Task item
Using the records below, give the number of lines where the string "source" shows up. Add nothing to it.

** Opening Available data block **

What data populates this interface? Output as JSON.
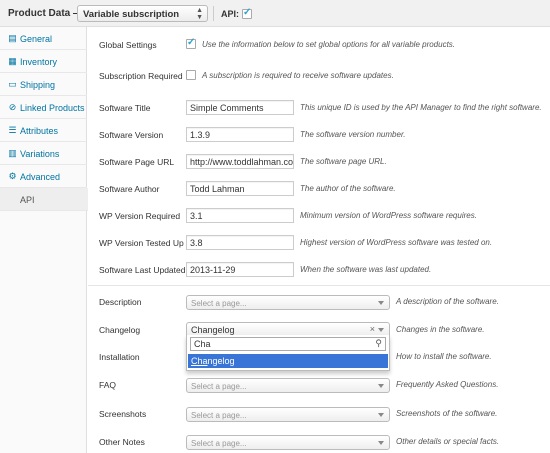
{
  "header": {
    "title": "Product Data —",
    "product_type": "Variable subscription",
    "api_label": "API:"
  },
  "sidebar": {
    "items": [
      {
        "label": "General",
        "icon": "wrench-icon"
      },
      {
        "label": "Inventory",
        "icon": "inventory-icon"
      },
      {
        "label": "Shipping",
        "icon": "truck-icon"
      },
      {
        "label": "Linked Products",
        "icon": "link-icon"
      },
      {
        "label": "Attributes",
        "icon": "list-icon"
      },
      {
        "label": "Variations",
        "icon": "grid-icon"
      },
      {
        "label": "Advanced",
        "icon": "gear-icon"
      },
      {
        "label": "API",
        "icon": ""
      }
    ]
  },
  "fields": {
    "global_settings": {
      "label": "Global Settings",
      "desc": "Use the information below to set global options for all variable products."
    },
    "subscription_required": {
      "label": "Subscription Required",
      "desc": "A subscription is required to receive software updates."
    },
    "software_title": {
      "label": "Software Title",
      "value": "Simple Comments",
      "desc": "This unique ID is used by the API Manager to find the right software."
    },
    "software_version": {
      "label": "Software Version",
      "value": "1.3.9",
      "desc": "The software version number."
    },
    "software_page_url": {
      "label": "Software Page URL",
      "value": "http://www.toddlahman.co",
      "desc": "The software page URL."
    },
    "software_author": {
      "label": "Software Author",
      "value": "Todd Lahman",
      "desc": "The author of the software."
    },
    "wp_version_required": {
      "label": "WP Version Required",
      "value": "3.1",
      "desc": "Minimum version of WordPress software requires."
    },
    "wp_version_tested": {
      "label": "WP Version Tested Up To",
      "value": "3.8",
      "desc": "Highest version of WordPress software was tested on."
    },
    "software_last_updated": {
      "label": "Software Last Updated",
      "value": "2013-11-29",
      "desc": "When the software was last updated."
    }
  },
  "pages": {
    "placeholder": "Select a page...",
    "description": {
      "label": "Description",
      "desc": "A description of the software."
    },
    "changelog": {
      "label": "Changelog",
      "value": "Changelog",
      "desc": "Changes in the software.",
      "search": "Cha",
      "result_match": "Cha",
      "result_rest": "ngelog",
      "clear": "×"
    },
    "installation": {
      "label": "Installation",
      "desc": "How to install the software."
    },
    "faq": {
      "label": "FAQ",
      "desc": "Frequently Asked Questions."
    },
    "screenshots": {
      "label": "Screenshots",
      "desc": "Screenshots of the software."
    },
    "other_notes": {
      "label": "Other Notes",
      "desc": "Other details or special facts."
    }
  },
  "colors": {
    "link": "#0074a2",
    "highlight": "#3875d7",
    "check": "#2ea2cc"
  }
}
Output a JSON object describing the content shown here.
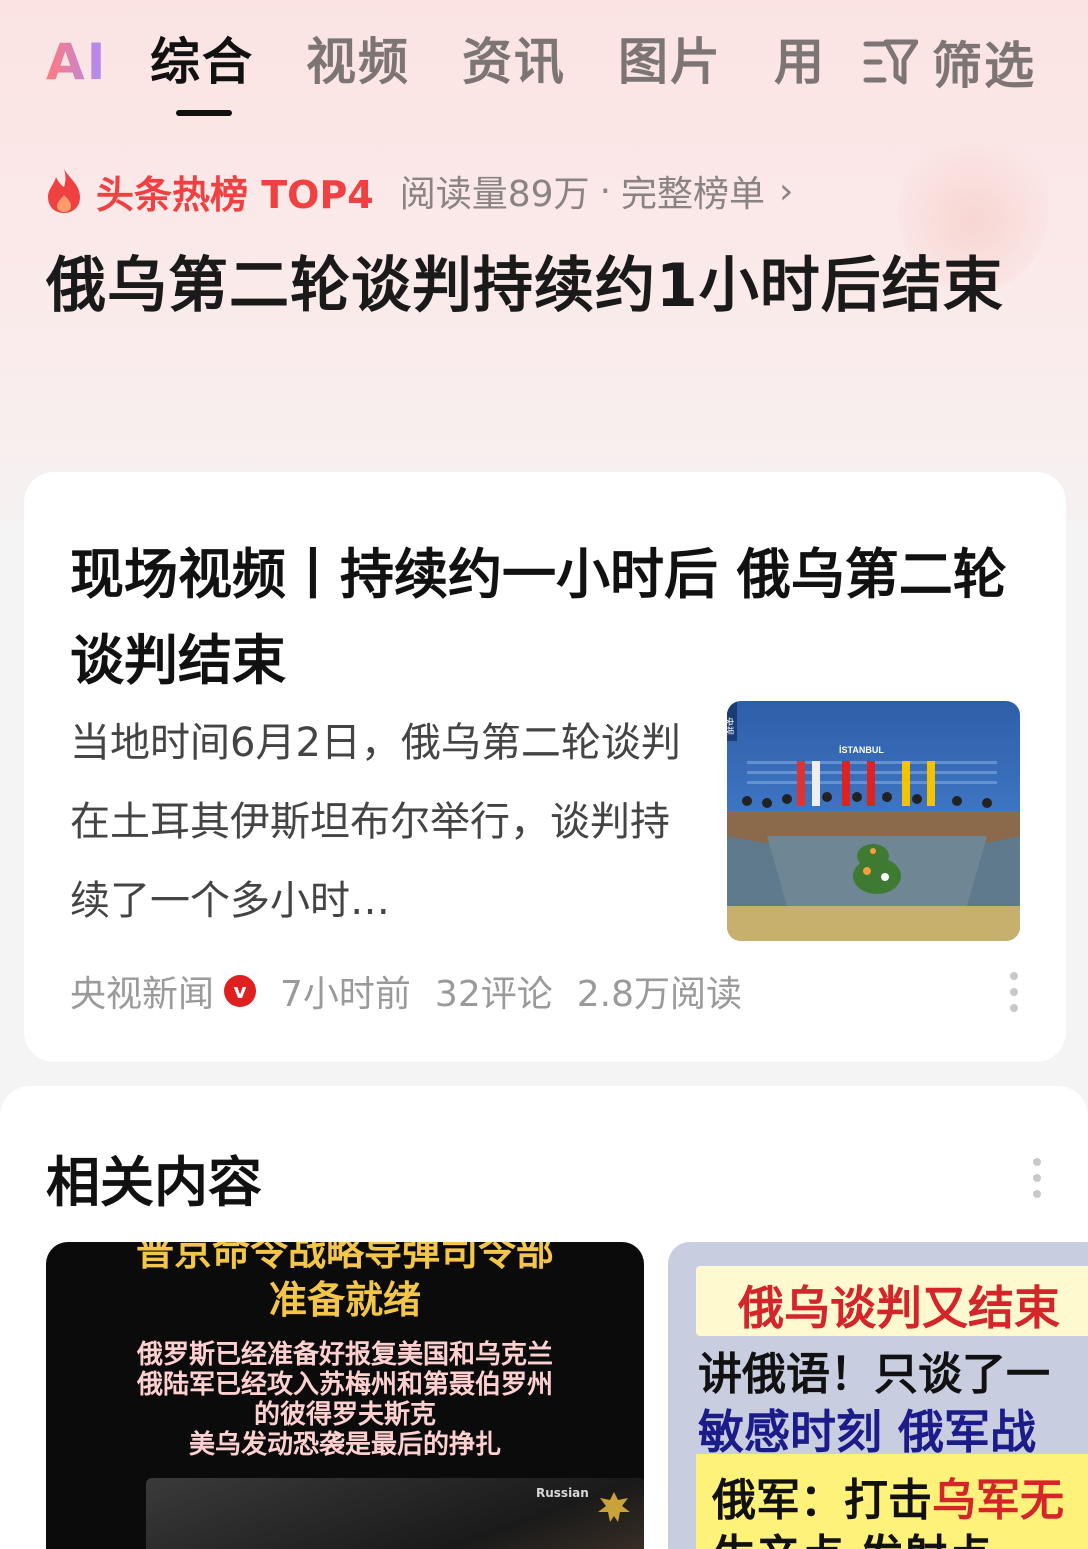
{
  "tabs": {
    "ai": "AI",
    "items": [
      "综合",
      "视频",
      "资讯",
      "图片",
      "用"
    ],
    "active": "综合",
    "filter_label": "筛选"
  },
  "hot": {
    "label": "头条热榜 TOP4",
    "reads": "阅读量89万",
    "separator": "·",
    "full_list": "完整榜单",
    "chevron": "›"
  },
  "headline": "俄乌第二轮谈判持续约1小时后结束",
  "card": {
    "title": "现场视频丨持续约一小时后 俄乌第二轮谈判结束",
    "summary": "当地时间6月2日，俄乌第二轮谈判在土耳其伊斯坦布尔举行，谈判持续了一个多小时…",
    "thumb_text": "İSTANBUL",
    "thumb_side": "央视",
    "source": "央视新闻",
    "verified": "v",
    "time": "7小时前",
    "comments": "32评论",
    "reads": "2.8万阅读"
  },
  "related": {
    "title": "相关内容",
    "card1": {
      "headline_line1": "普京命令战略导弹司令部",
      "headline_line2": "准备就绪",
      "body": [
        "俄罗斯已经准备好报复美国和乌克兰",
        "俄陆军已经攻入苏梅州和第聂伯罗州",
        "的彼得罗夫斯克",
        "美乌发动恐袭是最后的挣扎"
      ],
      "tag": "Russian"
    },
    "card2": {
      "line1": "俄乌谈判又结束",
      "line2": "讲俄语！只谈了一",
      "line3": "敏感时刻 俄军战",
      "line4_a": "俄军：打击",
      "line4_b": "乌军无",
      "line5": "生产点 发射点 ..."
    }
  },
  "colors": {
    "hot_red": "#f04142",
    "verified_red": "#e02020",
    "tab_active": "#111111",
    "tab_inactive": "#7d7474"
  }
}
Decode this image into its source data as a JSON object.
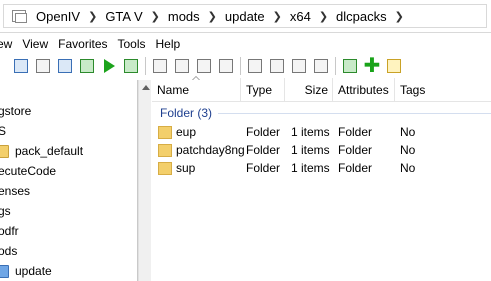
{
  "address_bar": {
    "crumbs": [
      "OpenIV",
      "GTA V",
      "mods",
      "update",
      "x64",
      "dlcpacks"
    ]
  },
  "menu": [
    "ew",
    "View",
    "Favorites",
    "Tools",
    "Help"
  ],
  "tree": {
    "items": [
      {
        "label": "gstore",
        "icon": "none"
      },
      {
        "label": "S",
        "icon": "none"
      },
      {
        "label": "pack_default",
        "icon": "folder-icon"
      },
      {
        "label": "ecuteCode",
        "icon": "none"
      },
      {
        "label": "enses",
        "icon": "none"
      },
      {
        "label": "gs",
        "icon": "none"
      },
      {
        "label": "odfr",
        "icon": "none"
      },
      {
        "label": "ods",
        "icon": "none"
      },
      {
        "label": "update",
        "icon": "folder-blue-icon"
      }
    ]
  },
  "list": {
    "columns": {
      "name": "Name",
      "type": "Type",
      "size": "Size",
      "attributes": "Attributes",
      "tags": "Tags"
    },
    "group_label": "Folder (3)",
    "rows": [
      {
        "name": "eup",
        "type": "Folder",
        "size": "1 items",
        "attributes": "Folder",
        "tags": "No"
      },
      {
        "name": "patchday8ng",
        "type": "Folder",
        "size": "1 items",
        "attributes": "Folder",
        "tags": "No"
      },
      {
        "name": "sup",
        "type": "Folder",
        "size": "1 items",
        "attributes": "Folder",
        "tags": "No"
      }
    ]
  },
  "colors": {
    "group_text": "#1e3f8f",
    "folder_yellow": "#f3cf6b",
    "folder_blue": "#6fa6e6"
  }
}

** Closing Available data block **

Response to the task
2